Wedneday, January 14th
By Michelle, Harvard ’18
During a morning discussion about the philological vocabulary of giving, we stumbled upon the idea of the aesthetic. It’s a word we don’t hear too often in our daily lives, but one that describes the experience of connecting to a piece of art. Questions naturally arose about factors affecting this interaction. For example, how does the instinct to take photographs of artworks change how we internalize them? What role does a piece of art’s physical presence play in the aesthetic experience? While these questions are quite debatable, today’s visits to Dumbarton Oaks’s object storage and the Kreeger Museum made it clear that there is something to be said for being able to interact directly with art.

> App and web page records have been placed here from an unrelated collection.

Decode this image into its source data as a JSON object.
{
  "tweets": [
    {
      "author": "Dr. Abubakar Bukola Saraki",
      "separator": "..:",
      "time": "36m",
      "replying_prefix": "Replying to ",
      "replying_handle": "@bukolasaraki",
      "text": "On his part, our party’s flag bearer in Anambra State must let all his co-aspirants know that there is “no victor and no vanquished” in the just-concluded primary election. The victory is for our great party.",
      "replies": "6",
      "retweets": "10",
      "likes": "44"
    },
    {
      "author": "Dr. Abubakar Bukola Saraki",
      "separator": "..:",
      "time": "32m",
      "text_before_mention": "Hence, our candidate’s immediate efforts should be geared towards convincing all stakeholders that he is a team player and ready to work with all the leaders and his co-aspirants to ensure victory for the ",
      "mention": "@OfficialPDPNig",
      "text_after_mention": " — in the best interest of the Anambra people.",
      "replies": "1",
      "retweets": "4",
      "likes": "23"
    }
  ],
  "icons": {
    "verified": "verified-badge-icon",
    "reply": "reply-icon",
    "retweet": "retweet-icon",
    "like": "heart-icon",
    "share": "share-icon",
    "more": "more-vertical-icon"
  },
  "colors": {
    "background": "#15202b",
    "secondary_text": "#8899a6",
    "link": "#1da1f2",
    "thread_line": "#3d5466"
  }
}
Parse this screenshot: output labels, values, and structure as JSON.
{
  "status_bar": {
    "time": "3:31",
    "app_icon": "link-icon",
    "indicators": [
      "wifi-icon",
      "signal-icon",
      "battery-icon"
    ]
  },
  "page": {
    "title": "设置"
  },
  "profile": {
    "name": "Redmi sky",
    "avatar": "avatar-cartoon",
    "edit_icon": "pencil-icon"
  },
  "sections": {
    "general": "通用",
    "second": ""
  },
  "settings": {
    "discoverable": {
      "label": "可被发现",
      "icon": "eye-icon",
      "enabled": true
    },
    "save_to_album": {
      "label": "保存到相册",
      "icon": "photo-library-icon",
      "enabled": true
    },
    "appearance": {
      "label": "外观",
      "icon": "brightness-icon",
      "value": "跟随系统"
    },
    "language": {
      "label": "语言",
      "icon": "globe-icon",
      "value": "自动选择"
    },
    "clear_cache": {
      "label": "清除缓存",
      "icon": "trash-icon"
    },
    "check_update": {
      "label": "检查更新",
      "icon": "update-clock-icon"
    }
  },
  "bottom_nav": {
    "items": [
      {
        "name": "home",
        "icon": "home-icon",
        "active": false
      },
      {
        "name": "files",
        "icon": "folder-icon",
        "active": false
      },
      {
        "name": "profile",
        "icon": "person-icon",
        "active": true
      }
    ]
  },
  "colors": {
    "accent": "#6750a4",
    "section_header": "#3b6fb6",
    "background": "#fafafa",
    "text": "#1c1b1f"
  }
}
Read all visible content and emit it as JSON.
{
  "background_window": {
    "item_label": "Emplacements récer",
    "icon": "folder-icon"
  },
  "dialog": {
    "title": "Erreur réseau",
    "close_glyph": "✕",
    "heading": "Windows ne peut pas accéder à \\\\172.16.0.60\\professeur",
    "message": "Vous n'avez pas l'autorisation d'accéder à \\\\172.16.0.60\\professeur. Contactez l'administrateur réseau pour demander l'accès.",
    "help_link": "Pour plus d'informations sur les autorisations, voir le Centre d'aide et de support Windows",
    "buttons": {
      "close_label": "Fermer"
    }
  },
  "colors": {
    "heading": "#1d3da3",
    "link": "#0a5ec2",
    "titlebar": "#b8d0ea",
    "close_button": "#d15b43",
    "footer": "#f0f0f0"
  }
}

When we ventured downstairs to object storage, we were lucky enough to have Juan Antonio Murro and John Hansonshow us some of their favorite Pre-Columbian and Byzantine pieces. Juan Antoniodescribed how Robert Bliss had an incredible eye for distinguishing between artifacts and objets d’art within his Pre-Columbian collection. And it was true—while a human skull could have been classified as an artifact, yes, it was intricately decorated with blue tiles. An Inca tunic was definitely a piece of clothing, but also completely covered in square tocapu patterns. Likewise, John talked about dust from the Hagia Sophia that was once stored in cigarette tins and let us examine a beautiful mosaic within a worm-eaten wooden frame with magnifying glasses. Being able to view and even handle these objects up close allowed for a much more personal connection to the artworks than I believe I would have had from hearing stories about the pieces or viewing them online.
In the afternoon, we continued this adventure into the aesthetic experience with our second field trip, this time to the Kreeger Museum. After hearing a bit of background information about Mr. and Mrs. Kreeger (who met at a swimming pool), we were led through what used to be their home. While the dining room remains decorated with the same Monet paintings that adorned the walls during their lifetime, the living room now displays a combination of early and later Picasso paintings, which made me appreciate the flexibility the Kreeger Museum has in making small adjustments to its space. And as I painted in high school, it was really special to get up close and personal enough with the paintings to see every brushstroke. Coincidentally, I forgot my camera during this visit, so my attention was completely focused on the art.
Would I have had the same aesthetic experience if I were exploring Picasso’s and Monet’s works online, or if I were trying to photographically document my visit to the Kreeger? I can’t say. But engaging with Dumbarton Oaks’ Pre-Columbian and Byzantine objects and viewing the Kreegers’ collection definitely lent a lot of insight into the extent that the aesthetic experience is improved by interacting on a personal level with art. And in turn, this speaks for the importance of having cultural centers and homes for the humanities where people can go to have these experiences. I’m so happy to be enjoying behind-the-scenes tours of such places in DC this week, and looking forward to visiting the Dumbarton Oaks Archives and National Gallery of Art tomorrow!